When looking at the marketplace, how does Cassandra differentiate from offerings such as Couch and Cloudera?
Cloudera is basically Hadoop. This is for data enterprise warehouses, with large-scale analyses of data. Cassandra is closer to the customer, that is the easiest way to put it. It would be right next to the mobile application, or to the IoT or web application that a company’s customer will use. Cloudera is further away from the customer because they are collecting large amounts of data and analyze it. They are making it feed-forward but not as close to the customer.

Couch is closer to the customer, like Cassandra. However, they are in-memory, so they are very different in some respects. They do smaller, short-request types of workloads. The main difference with Cassandra is the amount of collected data. With Cassandra, we try to store and collect a lot of data, and this is not what Couch is trying to accomplish. They want to process a short amount of data quickly.  

So depending on the needs and wants of the company, you would choose either one of the products?
Exactly, and within a company this can even differ from project to project. When you look into different projects of a large enterprise, they might use all three of these tools. Things are starting to come more together though.

Around the 1980s there were so many relational databases, with Ashton-Tate being one of the first and one of the largest with its product called Dbase. Then there was a small startup called Oracle, changing the relational database business environment. All of those database companies started to make that initial play into relational in the 1980s, because the small computers were a thing and the mainframes were not anymore. Relational databases were needed because they deduplicated data a lot. Since 40 megabyte hard disks cost thousands of dollars, organizations viewed this as a problem, and relational databases offered a solution to this. That database market collapsed, came together, and eventually there remained two to three established players in the market.

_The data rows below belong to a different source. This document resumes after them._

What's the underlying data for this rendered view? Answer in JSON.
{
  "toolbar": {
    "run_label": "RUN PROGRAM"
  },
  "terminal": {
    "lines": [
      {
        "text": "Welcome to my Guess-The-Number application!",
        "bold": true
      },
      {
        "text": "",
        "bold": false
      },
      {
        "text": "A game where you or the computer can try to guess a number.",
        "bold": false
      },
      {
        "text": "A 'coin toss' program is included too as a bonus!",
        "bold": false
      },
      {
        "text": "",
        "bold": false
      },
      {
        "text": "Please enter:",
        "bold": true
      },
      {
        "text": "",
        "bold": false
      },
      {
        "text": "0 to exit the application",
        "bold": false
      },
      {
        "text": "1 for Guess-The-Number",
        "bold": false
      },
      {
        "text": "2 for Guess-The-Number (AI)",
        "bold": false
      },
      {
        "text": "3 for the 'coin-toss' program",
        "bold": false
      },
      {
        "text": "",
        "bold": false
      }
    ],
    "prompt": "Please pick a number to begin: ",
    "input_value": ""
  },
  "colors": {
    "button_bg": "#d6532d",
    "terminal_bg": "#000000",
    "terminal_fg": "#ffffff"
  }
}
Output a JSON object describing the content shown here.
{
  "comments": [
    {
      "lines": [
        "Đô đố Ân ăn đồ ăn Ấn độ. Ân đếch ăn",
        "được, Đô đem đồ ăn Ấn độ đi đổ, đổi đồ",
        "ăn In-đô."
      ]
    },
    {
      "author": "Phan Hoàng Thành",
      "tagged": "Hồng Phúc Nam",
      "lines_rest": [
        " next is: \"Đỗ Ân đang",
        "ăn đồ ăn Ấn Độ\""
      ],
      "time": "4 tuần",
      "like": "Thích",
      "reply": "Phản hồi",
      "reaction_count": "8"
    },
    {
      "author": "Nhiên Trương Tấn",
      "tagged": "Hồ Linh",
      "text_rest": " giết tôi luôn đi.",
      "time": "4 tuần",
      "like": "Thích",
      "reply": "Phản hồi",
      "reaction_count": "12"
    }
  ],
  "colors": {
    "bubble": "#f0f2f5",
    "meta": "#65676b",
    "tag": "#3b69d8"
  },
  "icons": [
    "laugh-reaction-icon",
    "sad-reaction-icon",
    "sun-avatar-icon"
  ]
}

We are seeing that happening again, but now with a different problem. Now we could say the current market is broken again, as there is a whole bunch of new database companies that are solving this new problem and are now starting to come together again. And we can see the trend evolving now.

Regarding risk-averse companies, don’t you think they would want to stick with their current databases from Oracle, IBM and Microsoft and try to build things on top of that instead of migrating?
One of the most poisonous things that an enterprise can do is to say: “that’s the way we’ve always done it”. This caused many bankruptcies already. When it happens, it is sad because it could have been avoided. Sticking to what previously had always worked will not result in success. There is a barrier to go past. At this moment in time it might “work fine”, but it will not take you to the next level. Ten to fifteen years ago, people did not expect their bank to be available at three o’clock in the morning. A bank could easily take its whole service down at midnight and it would still be fine. Nowadays however, consumers also want to be able to check their bank account in the middle of the night. As a result, banks have to adapt to this.

Look at newspapers. They never adapted properly and look at how many are disappearing. The world is changing but they did not want to change. Now they are disappearing. The survivors are online now, for a reason.